A North Korean who has lived in Malaysia for a decade remains locked up after his arrest in the Southeast Asian country and faces possible extradition to the U.S. on charges of alleged money laundering involving luxury goods, officials said.
Mun Chol Myong, 54, has been detained by the Malaysian authorities since May 14, and was denied bail by a local magistrate on Monday, according to local reports. The government’s application to extradite him to the United States is to be heard in court on July 4.
Mun was arrested under the Extradition Act and a mutual legal assistance agreement between Malaysia and the U.S., a source in Malaysian intelligence said.
“The FBI made the request to the attorney general so we went and made a provisional arrest,” the source told BenarNews, an RFA-affiliated online news service. “The North Korean citizen has the right to challenge his extradition in court but normally judges would rule in favor of the country that is making the extradition request.”
In Washington on Tuesday, both the Federal Bureau of Investigation and the U.S. Department of Justice, which oversees the bureau, declined through the same spokesperson to respond to a BenarNews request for confirmation that the United States was trying to extradite Mun.
The source in Malaysian intelligence added that the charges related to money laundering and a violation of the U.N. Security Council’s sanctions against North Korea. The sanctions aim to deprive Pyongyang of resources that could be funneled into its nuclear energy and nuclear weapons program.
Mun and his family stayed in an apartment in a suburban area southwest of Kuala Lumpur while he had business dealings in China, the source added.
“His wife is the participant of the MM2H and a cancer survivor. The person of interest (Mun) always flew in and out of the country as he had business in China. We do not know the nature of his business there,” the source said, referring to the Malaysia My Second Home program. It allows foreigners who fulfill certain criteria to live in Malaysia along with a spouse, unmarried children younger than 21 and parents who are older than 60.
Mun’s defense lawyer, Jagjit Singh, said he expected his client to be extradited to face charges in the U.S.
“Certainly,” the lawyer told BenarNews.
Singh said he had not seen charging documents and did not know the details of the charge filed against Mun other than it involved money laundering.
“The information has just been received by the Home Ministry and has not been sent to the Attorney General’s chambers and therefore not served on my firm as solicitors for the North Korean Embassy,” he said.
Following his arrest, Mun was remanded to a 60-day custody which expires July 14, according to the state news service Bernama.
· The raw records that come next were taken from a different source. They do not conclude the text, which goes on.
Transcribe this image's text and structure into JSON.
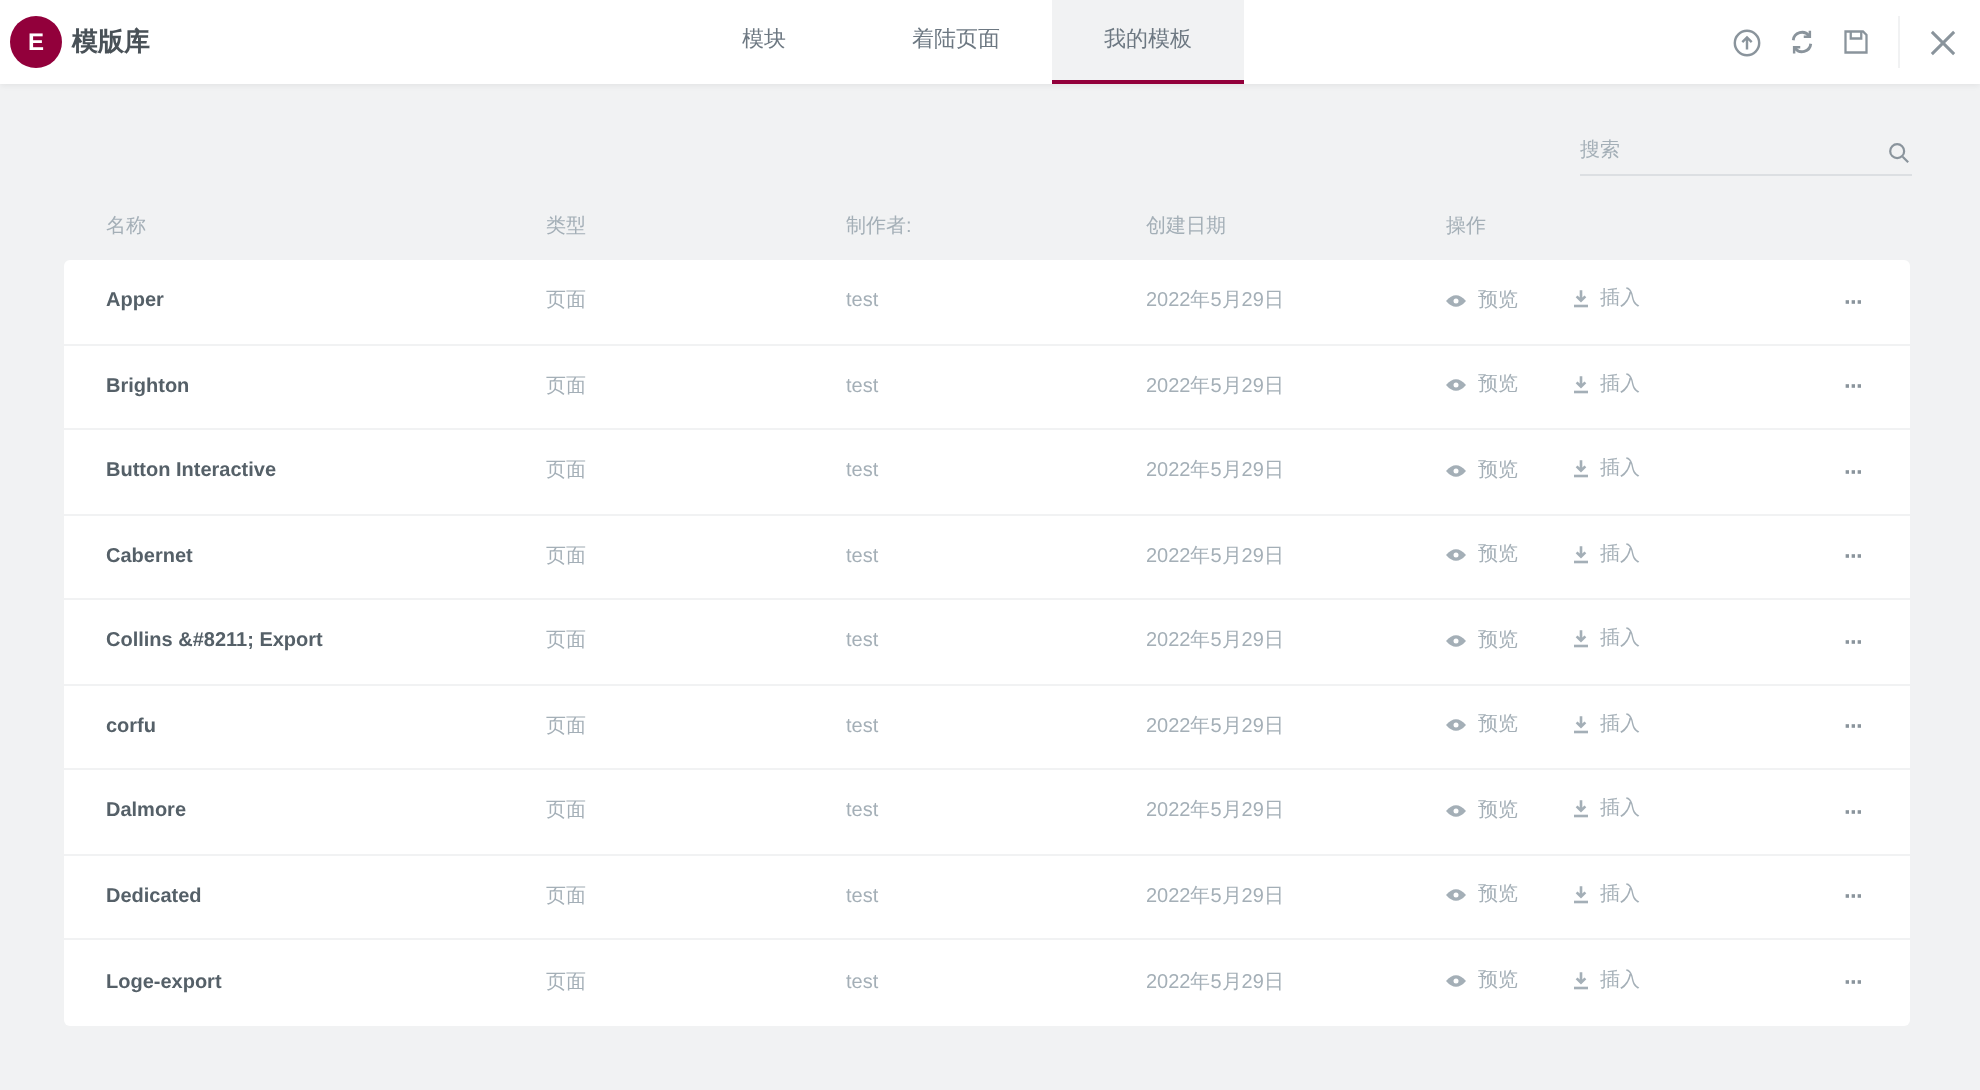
{
  "header": {
    "logo": "E",
    "title": "模版库",
    "tabs": [
      {
        "label": "模块",
        "selected": false
      },
      {
        "label": "着陆页面",
        "selected": false
      },
      {
        "label": "我的模板",
        "selected": true
      }
    ]
  },
  "search": {
    "placeholder": "搜索"
  },
  "table": {
    "columns": [
      "名称",
      "类型",
      "制作者:",
      "创建日期",
      "操作"
    ],
    "rows": [
      {
        "name": "Apper",
        "type": "页面",
        "author": "test",
        "date": "2022年5月29日",
        "preview": "预览",
        "insert": "插入",
        "more": "···"
      },
      {
        "name": "Brighton",
        "type": "页面",
        "author": "test",
        "date": "2022年5月29日",
        "preview": "预览",
        "insert": "插入",
        "more": "···"
      },
      {
        "name": "Button Interactive",
        "type": "页面",
        "author": "test",
        "date": "2022年5月29日",
        "preview": "预览",
        "insert": "插入",
        "more": "···"
      },
      {
        "name": "Cabernet",
        "type": "页面",
        "author": "test",
        "date": "2022年5月29日",
        "preview": "预览",
        "insert": "插入",
        "more": "···"
      },
      {
        "name": "Collins &#8211; Export",
        "type": "页面",
        "author": "test",
        "date": "2022年5月29日",
        "preview": "预览",
        "insert": "插入",
        "more": "···"
      },
      {
        "name": "corfu",
        "type": "页面",
        "author": "test",
        "date": "2022年5月29日",
        "preview": "预览",
        "insert": "插入",
        "more": "···"
      },
      {
        "name": "Dalmore",
        "type": "页面",
        "author": "test",
        "date": "2022年5月29日",
        "preview": "预览",
        "insert": "插入",
        "more": "···"
      },
      {
        "name": "Dedicated",
        "type": "页面",
        "author": "test",
        "date": "2022年5月29日",
        "preview": "预览",
        "insert": "插入",
        "more": "···"
      },
      {
        "name": "Loge-export",
        "type": "页面",
        "author": "test",
        "date": "2022年5月29日",
        "preview": "预览",
        "insert": "插入",
        "more": "···"
      }
    ]
  }
}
In court on Monday, Singh and fellow defense attorney Akberdin Abdul Kader asked the magistrate to allow Mun to be allowed bail, citing that he was in poor health, his wife was stricken with cancer, and that they also had two children.
For their part, deputy public prosecutors Faizul Aswad Masri and Lim Ju Vynn requested that Mun be denied bail, stating he had received medical treatment while in prison. Faizul also said that the transnational nature of the case should be taken into consideration.
“As the case has to do with international matters, unlike normal criminal courts, which give the respondent the right for bail,” he said according to Bernama.
“The United States has an unstable diplomatic relationship with North Korea and, hence, there could be a reason for him being a flight risk,” Magistrate Noorasyikin Sahat said, according to The Edge, a local publication.
Last month, the Malaysian government handed over former Goldman Sachs employee Roger Ng to the United States where he is to be tried on charges stemming from a corruption scandal tied to the alleged theft of billions of dollars from 1Malaysia Development Berhad (1MDB), a Malaysian sovereign wealth fund.
Ng, who is facing charges in Malaysia and the U.S., was handed over to allow for U.S. prosecution to proceed before he is returned and tried in a Malaysian court. On May 6, Ng pleaded not guilty to U.S. charges and was granted a $1 million cash bail.
He was released under house arrest.